§ **EXERCISE OBJECTIVE**
Please reproduce each line of the data below as it stands.

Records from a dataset
##########

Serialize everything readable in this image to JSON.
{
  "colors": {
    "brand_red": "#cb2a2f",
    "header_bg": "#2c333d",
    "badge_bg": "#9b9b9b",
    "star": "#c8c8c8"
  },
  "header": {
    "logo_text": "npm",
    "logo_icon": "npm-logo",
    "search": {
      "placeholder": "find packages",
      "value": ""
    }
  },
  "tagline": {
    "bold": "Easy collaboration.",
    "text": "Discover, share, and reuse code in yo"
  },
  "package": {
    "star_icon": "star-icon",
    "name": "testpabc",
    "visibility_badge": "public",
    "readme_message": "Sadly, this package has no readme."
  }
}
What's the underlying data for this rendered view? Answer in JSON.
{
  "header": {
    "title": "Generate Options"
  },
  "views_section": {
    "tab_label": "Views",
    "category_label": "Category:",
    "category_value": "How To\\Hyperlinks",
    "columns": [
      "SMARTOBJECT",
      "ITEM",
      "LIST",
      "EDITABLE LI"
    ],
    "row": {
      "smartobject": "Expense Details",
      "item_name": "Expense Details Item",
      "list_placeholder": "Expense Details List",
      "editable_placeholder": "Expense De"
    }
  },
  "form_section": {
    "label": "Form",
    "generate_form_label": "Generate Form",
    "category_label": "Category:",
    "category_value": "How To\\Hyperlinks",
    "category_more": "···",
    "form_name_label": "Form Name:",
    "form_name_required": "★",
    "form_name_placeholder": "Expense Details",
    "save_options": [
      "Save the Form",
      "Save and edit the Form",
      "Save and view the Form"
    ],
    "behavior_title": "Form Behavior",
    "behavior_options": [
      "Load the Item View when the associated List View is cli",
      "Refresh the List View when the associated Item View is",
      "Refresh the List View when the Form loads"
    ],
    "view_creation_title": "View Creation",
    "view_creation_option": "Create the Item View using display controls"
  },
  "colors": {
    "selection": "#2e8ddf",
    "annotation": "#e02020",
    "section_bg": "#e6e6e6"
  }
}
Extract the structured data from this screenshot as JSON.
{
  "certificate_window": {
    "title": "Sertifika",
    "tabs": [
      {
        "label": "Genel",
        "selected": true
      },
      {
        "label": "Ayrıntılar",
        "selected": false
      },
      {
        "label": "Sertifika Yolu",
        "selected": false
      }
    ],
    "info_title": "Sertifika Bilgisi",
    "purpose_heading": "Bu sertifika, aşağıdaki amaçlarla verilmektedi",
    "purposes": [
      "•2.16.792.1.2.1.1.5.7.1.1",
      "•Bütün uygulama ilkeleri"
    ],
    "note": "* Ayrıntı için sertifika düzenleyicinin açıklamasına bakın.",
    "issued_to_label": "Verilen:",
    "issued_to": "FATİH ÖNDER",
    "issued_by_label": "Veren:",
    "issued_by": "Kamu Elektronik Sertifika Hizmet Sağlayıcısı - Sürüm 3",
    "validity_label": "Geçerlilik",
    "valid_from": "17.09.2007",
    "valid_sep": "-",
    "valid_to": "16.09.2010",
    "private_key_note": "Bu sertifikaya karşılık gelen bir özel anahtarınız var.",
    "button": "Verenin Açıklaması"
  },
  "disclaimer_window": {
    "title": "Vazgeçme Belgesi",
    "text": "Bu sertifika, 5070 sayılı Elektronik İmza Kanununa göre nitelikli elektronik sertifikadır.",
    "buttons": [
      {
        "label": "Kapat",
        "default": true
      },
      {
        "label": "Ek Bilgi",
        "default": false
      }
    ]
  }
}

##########

§ **SOLUTION TO THE EXERCISE**
Serialize everything readable in this image to JSON.
{
  "colors": {
    "brand_red": "#cb2a2f",
    "header_bg": "#2c333d",
    "badge_bg": "#9b9b9b",
    "star": "#c8c8c8"
  },
  "header": {
    "logo_text": "npm",
    "logo_icon": "npm-logo",
    "search": {
      "placeholder": "find packages",
      "value": ""
    }
  },
  "tagline": {
    "bold": "Easy collaboration.",
    "text": "Discover, share, and reuse code in yo"
  },
  "package": {
    "star_icon": "star-icon",
    "name": "testpabc",
    "visibility_badge": "public",
    "readme_message": "Sadly, this package has no readme."
  }
}
What's the underlying data for this rendered view? Answer in JSON.
{
  "header": {
    "title": "Generate Options"
  },
  "views_section": {
    "tab_label": "Views",
    "category_label": "Category:",
    "category_value": "How To\\Hyperlinks",
    "columns": [
      "SMARTOBJECT",
      "ITEM",
      "LIST",
      "EDITABLE LI"
    ],
    "row": {
      "smartobject": "Expense Details",
      "item_name": "Expense Details Item",
      "list_placeholder": "Expense Details List",
      "editable_placeholder": "Expense De"
    }
  },
  "form_section": {
    "label": "Form",
    "generate_form_label": "Generate Form",
    "category_label": "Category:",
    "category_value": "How To\\Hyperlinks",
    "category_more": "···",
    "form_name_label": "Form Name:",
    "form_name_required": "★",
    "form_name_placeholder": "Expense Details",
    "save_options": [
      "Save the Form",
      "Save and edit the Form",
      "Save and view the Form"
    ],
    "behavior_title": "Form Behavior",
    "behavior_options": [
      "Load the Item View when the associated List View is cli",
      "Refresh the List View when the associated Item View is",
      "Refresh the List View when the Form loads"
    ],
    "view_creation_title": "View Creation",
    "view_creation_option": "Create the Item View using display controls"
  },
  "colors": {
    "selection": "#2e8ddf",
    "annotation": "#e02020",
    "section_bg": "#e6e6e6"
  }
}
Extract the structured data from this screenshot as JSON.
{
  "certificate_window": {
    "title": "Sertifika",
    "tabs": [
      {
        "label": "Genel",
        "selected": true
      },
      {
        "label": "Ayrıntılar",
        "selected": false
      },
      {
        "label": "Sertifika Yolu",
        "selected": false
      }
    ],
    "info_title": "Sertifika Bilgisi",
    "purpose_heading": "Bu sertifika, aşağıdaki amaçlarla verilmektedi",
    "purposes": [
      "•2.16.792.1.2.1.1.5.7.1.1",
      "•Bütün uygulama ilkeleri"
    ],
    "note": "* Ayrıntı için sertifika düzenleyicinin açıklamasına bakın.",
    "issued_to_label": "Verilen:",
    "issued_to": "FATİH ÖNDER",
    "issued_by_label": "Veren:",
    "issued_by": "Kamu Elektronik Sertifika Hizmet Sağlayıcısı - Sürüm 3",
    "validity_label": "Geçerlilik",
    "valid_from": "17.09.2007",
    "valid_sep": "-",
    "valid_to": "16.09.2010",
    "private_key_note": "Bu sertifikaya karşılık gelen bir özel anahtarınız var.",
    "button": "Verenin Açıklaması"
  },
  "disclaimer_window": {
    "title": "Vazgeçme Belgesi",
    "text": "Bu sertifika, 5070 sayılı Elektronik İmza Kanununa göre nitelikli elektronik sertifikadır.",
    "buttons": [
      {
        "label": "Kapat",
        "default": true
      },
      {
        "label": "Ek Bilgi",
        "default": false
      }
    ]
  }
}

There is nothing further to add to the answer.